> _Exercise instructions_:
Exactly reproduce each record listed below.

((

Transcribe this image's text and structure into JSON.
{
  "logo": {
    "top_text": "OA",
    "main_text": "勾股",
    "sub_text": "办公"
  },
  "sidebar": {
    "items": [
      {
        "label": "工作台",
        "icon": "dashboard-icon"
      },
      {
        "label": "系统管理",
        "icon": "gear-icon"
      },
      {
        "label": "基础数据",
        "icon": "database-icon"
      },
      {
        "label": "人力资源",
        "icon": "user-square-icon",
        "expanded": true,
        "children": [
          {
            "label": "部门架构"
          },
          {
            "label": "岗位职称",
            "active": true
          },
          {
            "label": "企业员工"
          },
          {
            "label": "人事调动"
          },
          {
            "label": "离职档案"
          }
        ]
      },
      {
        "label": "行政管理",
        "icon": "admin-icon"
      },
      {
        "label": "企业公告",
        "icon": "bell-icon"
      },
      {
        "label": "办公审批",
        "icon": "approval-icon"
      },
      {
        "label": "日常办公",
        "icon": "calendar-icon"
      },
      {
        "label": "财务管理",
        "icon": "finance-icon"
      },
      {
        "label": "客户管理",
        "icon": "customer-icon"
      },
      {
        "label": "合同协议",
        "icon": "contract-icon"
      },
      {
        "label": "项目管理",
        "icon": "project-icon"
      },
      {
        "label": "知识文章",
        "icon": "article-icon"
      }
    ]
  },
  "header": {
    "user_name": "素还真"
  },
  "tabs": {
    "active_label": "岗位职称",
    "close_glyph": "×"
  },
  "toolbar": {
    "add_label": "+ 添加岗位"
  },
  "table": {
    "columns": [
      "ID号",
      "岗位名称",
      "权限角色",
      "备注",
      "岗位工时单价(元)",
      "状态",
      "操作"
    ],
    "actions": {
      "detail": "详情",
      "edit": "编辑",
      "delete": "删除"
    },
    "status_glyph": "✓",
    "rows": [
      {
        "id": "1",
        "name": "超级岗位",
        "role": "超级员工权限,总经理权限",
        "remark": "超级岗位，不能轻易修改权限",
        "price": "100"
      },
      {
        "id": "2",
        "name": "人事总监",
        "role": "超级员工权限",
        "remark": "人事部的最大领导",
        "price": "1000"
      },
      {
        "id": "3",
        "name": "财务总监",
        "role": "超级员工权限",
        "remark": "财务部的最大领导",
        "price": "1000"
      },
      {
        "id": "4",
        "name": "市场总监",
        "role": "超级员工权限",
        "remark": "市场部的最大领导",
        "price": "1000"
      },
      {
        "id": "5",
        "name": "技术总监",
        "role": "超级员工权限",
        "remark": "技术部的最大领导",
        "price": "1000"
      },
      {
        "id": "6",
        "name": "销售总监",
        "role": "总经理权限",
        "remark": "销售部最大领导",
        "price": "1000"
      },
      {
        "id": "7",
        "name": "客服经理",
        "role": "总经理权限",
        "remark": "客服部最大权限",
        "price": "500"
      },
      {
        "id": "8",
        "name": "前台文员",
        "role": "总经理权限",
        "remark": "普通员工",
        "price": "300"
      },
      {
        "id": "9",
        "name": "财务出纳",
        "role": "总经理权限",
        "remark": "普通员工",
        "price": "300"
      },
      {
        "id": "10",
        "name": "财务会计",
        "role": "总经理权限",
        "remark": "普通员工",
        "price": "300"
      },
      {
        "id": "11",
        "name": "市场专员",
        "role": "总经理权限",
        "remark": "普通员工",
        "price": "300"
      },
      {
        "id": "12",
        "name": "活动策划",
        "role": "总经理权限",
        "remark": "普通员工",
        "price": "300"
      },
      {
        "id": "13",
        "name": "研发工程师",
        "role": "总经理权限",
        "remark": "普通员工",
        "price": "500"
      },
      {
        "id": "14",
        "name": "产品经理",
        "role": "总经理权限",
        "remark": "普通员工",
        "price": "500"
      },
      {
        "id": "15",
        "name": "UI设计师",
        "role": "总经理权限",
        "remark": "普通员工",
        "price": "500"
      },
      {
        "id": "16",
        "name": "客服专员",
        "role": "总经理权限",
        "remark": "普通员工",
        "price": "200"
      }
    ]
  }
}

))

> _Output for this exercise_:
Transcribe this image's text and structure into JSON.
{
  "logo": {
    "top_text": "OA",
    "main_text": "勾股",
    "sub_text": "办公"
  },
  "sidebar": {
    "items": [
      {
        "label": "工作台",
        "icon": "dashboard-icon"
      },
      {
        "label": "系统管理",
        "icon": "gear-icon"
      },
      {
        "label": "基础数据",
        "icon": "database-icon"
      },
      {
        "label": "人力资源",
        "icon": "user-square-icon",
        "expanded": true,
        "children": [
          {
            "label": "部门架构"
          },
          {
            "label": "岗位职称",
            "active": true
          },
          {
            "label": "企业员工"
          },
          {
            "label": "人事调动"
          },
          {
            "label": "离职档案"
          }
        ]
      },
      {
        "label": "行政管理",
        "icon": "admin-icon"
      },
      {
        "label": "企业公告",
        "icon": "bell-icon"
      },
      {
        "label": "办公审批",
        "icon": "approval-icon"
      },
      {
        "label": "日常办公",
        "icon": "calendar-icon"
      },
      {
        "label": "财务管理",
        "icon": "finance-icon"
      },
      {
        "label": "客户管理",
        "icon": "customer-icon"
      },
      {
        "label": "合同协议",
        "icon": "contract-icon"
      },
      {
        "label": "项目管理",
        "icon": "project-icon"
      },
      {
        "label": "知识文章",
        "icon": "article-icon"
      }
    ]
  },
  "header": {
    "user_name": "素还真"
  },
  "tabs": {
    "active_label": "岗位职称",
    "close_glyph": "×"
  },
  "toolbar": {
    "add_label": "+ 添加岗位"
  },
  "table": {
    "columns": [
      "ID号",
      "岗位名称",
      "权限角色",
      "备注",
      "岗位工时单价(元)",
      "状态",
      "操作"
    ],
    "actions": {
      "detail": "详情",
      "edit": "编辑",
      "delete": "删除"
    },
    "status_glyph": "✓",
    "rows": [
      {
        "id": "1",
        "name": "超级岗位",
        "role": "超级员工权限,总经理权限",
        "remark": "超级岗位，不能轻易修改权限",
        "price": "100"
      },
      {
        "id": "2",
        "name": "人事总监",
        "role": "超级员工权限",
        "remark": "人事部的最大领导",
        "price": "1000"
      },
      {
        "id": "3",
        "name": "财务总监",
        "role": "超级员工权限",
        "remark": "财务部的最大领导",
        "price": "1000"
      },
      {
        "id": "4",
        "name": "市场总监",
        "role": "超级员工权限",
        "remark": "市场部的最大领导",
        "price": "1000"
      },
      {
        "id": "5",
        "name": "技术总监",
        "role": "超级员工权限",
        "remark": "技术部的最大领导",
        "price": "1000"
      },
      {
        "id": "6",
        "name": "销售总监",
        "role": "总经理权限",
        "remark": "销售部最大领导",
        "price": "1000"
      },
      {
        "id": "7",
        "name": "客服经理",
        "role": "总经理权限",
        "remark": "客服部最大权限",
        "price": "500"
      },
      {
        "id": "8",
        "name": "前台文员",
        "role": "总经理权限",
        "remark": "普通员工",
        "price": "300"
      },
      {
        "id": "9",
        "name": "财务出纳",
        "role": "总经理权限",
        "remark": "普通员工",
        "price": "300"
      },
      {
        "id": "10",
        "name": "财务会计",
        "role": "总经理权限",
        "remark": "普通员工",
        "price": "300"
      },
      {
        "id": "11",
        "name": "市场专员",
        "role": "总经理权限",
        "remark": "普通员工",
        "price": "300"
      },
      {
        "id": "12",
        "name": "活动策划",
        "role": "总经理权限",
        "remark": "普通员工",
        "price": "300"
      },
      {
        "id": "13",
        "name": "研发工程师",
        "role": "总经理权限",
        "remark": "普通员工",
        "price": "500"
      },
      {
        "id": "14",
        "name": "产品经理",
        "role": "总经理权限",
        "remark": "普通员工",
        "price": "500"
      },
      {
        "id": "15",
        "name": "UI设计师",
        "role": "总经理权限",
        "remark": "普通员工",
        "price": "500"
      },
      {
        "id": "16",
        "name": "客服专员",
        "role": "总经理权限",
        "remark": "普通员工",
        "price": "200"
      }
    ]
  }
}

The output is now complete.